The Benefits of SaaS
Cloud computing is the practice of using a network of remote servers hosted on the Internet to store, manage, and process data, rather than a local server or a personal computer. It relies on the power of servers to deliver services to businesses and consumers. It is commonly referred to as “Cloud Services,” “Software as a Service model,” or “SaaS.” In cloud computing operations the complexities of the technology architecture are in the cloud and often not apparent to users. Via an Internet browser or other interfaces, a user can access software capabilities in the cloud servers remotely or even locally, in the case of a private cloud, and is not limited to the software stored on the user’s device.
General Characteristics of SaaS
- Vendor, not the customer, owns the software.
- Customer does not develop, host, or maintain software or infrastructure hardware.
- Customer uses the service through a client, often a web browser or software applications.
- Subscription-based pricing is common and often tied to actual usage.
- Vendor has and processes customer data using the vendor’s hardware and infrastructure.
Primary Benefits of SaaS
- Cost and Other Resources Savings. SaaS solutions are often cheaper than other alternatives because no major infrastructure investments or technology is required. The payment is often tied to usage.
- Highly Scalable. SaaS solutions are designed to be scalable across large and small organizations and teams. Because the resources are in the cloud they can be often relatively easily expanded and contracted to accommodate demand changes. They also encourage collaboration for global teams and individuals who travel.
- Productivity Improvements. SaaS products are generally easy to use and don’t require a lot of technical knowledge and experience. SaaS services are usually designed to appeal to a broad range of customers and user-friendly. They are often accessible through an internet connection or mobile devices.
- Effective Technology Risk Management.
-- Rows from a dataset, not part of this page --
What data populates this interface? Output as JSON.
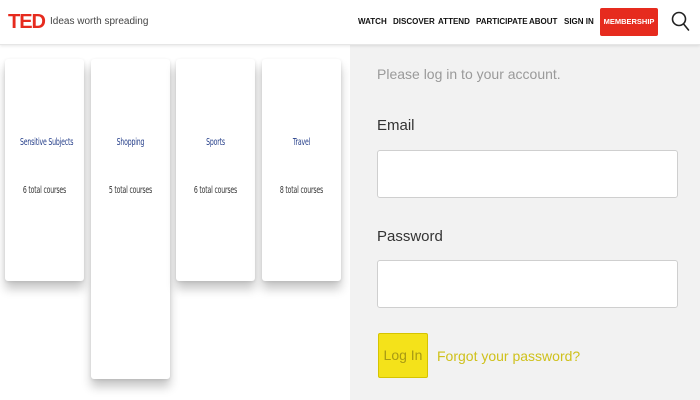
{
  "header": {
    "logo": "TED",
    "tagline": "Ideas worth spreading",
    "nav": [
      "WATCH",
      "DISCOVER",
      "ATTEND",
      "PARTICIPATE",
      "ABOUT",
      "SIGN IN"
    ],
    "membership_label": "MEMBERSHIP",
    "search_icon": "search-icon",
    "brand_color": "#e62b1e"
  },
  "cards": [
    {
      "title": "Sensitive Subjects",
      "subtitle": "6 total courses"
    },
    {
      "title": "Shopping",
      "subtitle": "5 total courses"
    },
    {
      "title": "Sports",
      "subtitle": "6 total courses"
    },
    {
      "title": "Travel",
      "subtitle": "8 total courses"
    }
  ],
  "login": {
    "prompt": "Please log in to your account.",
    "email_label": "Email",
    "email_value": "",
    "password_label": "Password",
    "password_value": "",
    "login_button": "Log In",
    "forgot_link": "Forgot your password?",
    "button_color": "#f4e21a"
  }
}
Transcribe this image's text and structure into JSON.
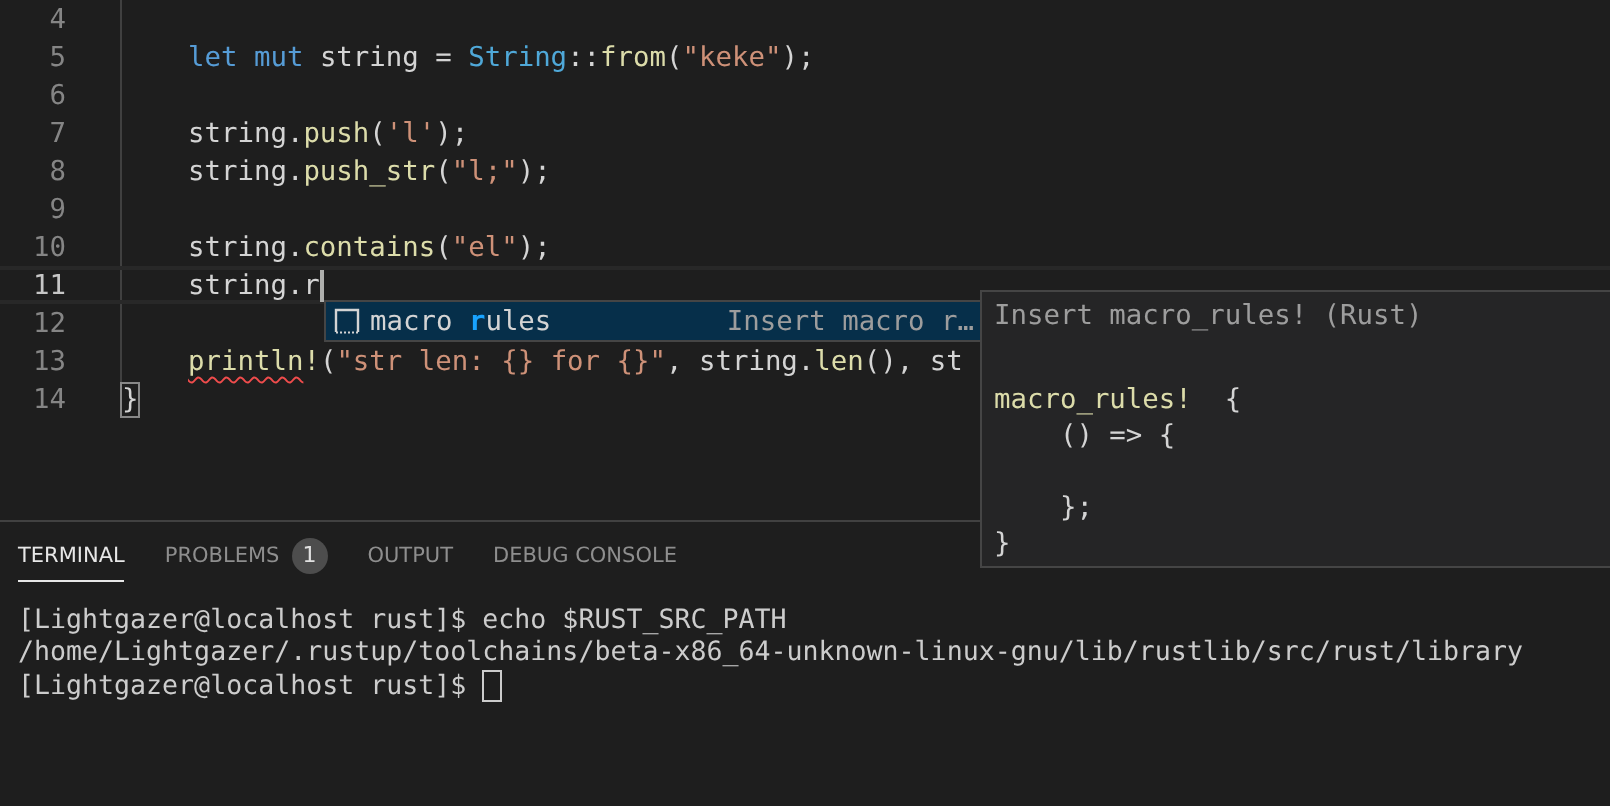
{
  "editor": {
    "lines": [
      {
        "number": "4",
        "current": false
      },
      {
        "number": "5",
        "current": false,
        "indented": true,
        "tokens": [
          {
            "text": "let",
            "kind": "keyword"
          },
          {
            "text": " mut",
            "kind": "keyword"
          },
          {
            "text": " string = ",
            "kind": "plain"
          },
          {
            "text": "String",
            "kind": "type"
          },
          {
            "text": "::",
            "kind": "plain"
          },
          {
            "text": "from",
            "kind": "function"
          },
          {
            "text": "(",
            "kind": "plain"
          },
          {
            "text": "\"keke\"",
            "kind": "string"
          },
          {
            "text": ");",
            "kind": "plain"
          }
        ]
      },
      {
        "number": "6",
        "current": false
      },
      {
        "number": "7",
        "current": false,
        "indented": true,
        "tokens": [
          {
            "text": "string.",
            "kind": "plain"
          },
          {
            "text": "push",
            "kind": "function"
          },
          {
            "text": "(",
            "kind": "plain"
          },
          {
            "text": "'l'",
            "kind": "string"
          },
          {
            "text": ");",
            "kind": "plain"
          }
        ]
      },
      {
        "number": "8",
        "current": false,
        "indented": true,
        "tokens": [
          {
            "text": "string.",
            "kind": "plain"
          },
          {
            "text": "push_str",
            "kind": "function"
          },
          {
            "text": "(",
            "kind": "plain"
          },
          {
            "text": "\"l;\"",
            "kind": "string"
          },
          {
            "text": ");",
            "kind": "plain"
          }
        ]
      },
      {
        "number": "9",
        "current": false
      },
      {
        "number": "10",
        "current": false,
        "indented": true,
        "tokens": [
          {
            "text": "string.",
            "kind": "plain"
          },
          {
            "text": "contains",
            "kind": "function"
          },
          {
            "text": "(",
            "kind": "plain"
          },
          {
            "text": "\"el\"",
            "kind": "string"
          },
          {
            "text": ");",
            "kind": "plain"
          }
        ]
      },
      {
        "number": "11",
        "current": true,
        "indented": true,
        "tokens": [
          {
            "text": "string.r",
            "kind": "plain"
          }
        ]
      },
      {
        "number": "12",
        "current": false
      },
      {
        "number": "13",
        "current": false,
        "indented": true,
        "tokens": [
          {
            "text": "println",
            "kind": "invalid"
          },
          {
            "text": "!",
            "kind": "function"
          },
          {
            "text": "(",
            "kind": "plain"
          },
          {
            "text": "\"str len: {} for {}\"",
            "kind": "string"
          },
          {
            "text": ", string.",
            "kind": "plain"
          },
          {
            "text": "len",
            "kind": "function"
          },
          {
            "text": "(), st",
            "kind": "plain"
          }
        ]
      },
      {
        "number": "14",
        "current": false,
        "indented": false,
        "tokens": [
          {
            "text": "}",
            "kind": "matched"
          }
        ]
      }
    ]
  },
  "suggestions": [
    {
      "selected": true,
      "label": [
        {
          "text": "macro ",
          "match": false
        },
        {
          "text": "r",
          "match": true
        },
        {
          "text": "ules",
          "match": false
        }
      ],
      "detail": "Insert macro r…"
    }
  ],
  "doc": {
    "title": "Insert macro_rules! (Rust)",
    "signature": "macro_rules!",
    "body": "  {\n    () => {\n\n    };\n}"
  },
  "panel": {
    "tabs": [
      {
        "label": "TERMINAL",
        "selected": true
      },
      {
        "label": "PROBLEMS",
        "selected": false,
        "badge": "1"
      },
      {
        "label": "OUTPUT",
        "selected": false
      },
      {
        "label": "DEBUG CONSOLE",
        "selected": false
      }
    ],
    "terminal": {
      "lines": [
        "[Lightgazer@localhost rust]$ echo $RUST_SRC_PATH",
        "/home/Lightgazer/.rustup/toolchains/beta-x86_64-unknown-linux-gnu/lib/rustlib/src/rust/library",
        "[Lightgazer@localhost rust]$ "
      ]
    }
  }
}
SaaS solutions reduce maintenance and infrastructure risks because software updates and patches are responsibilities often expected of and delegated to the SaaS vendor.
This article is co-authored by guest author Christina Hsiang.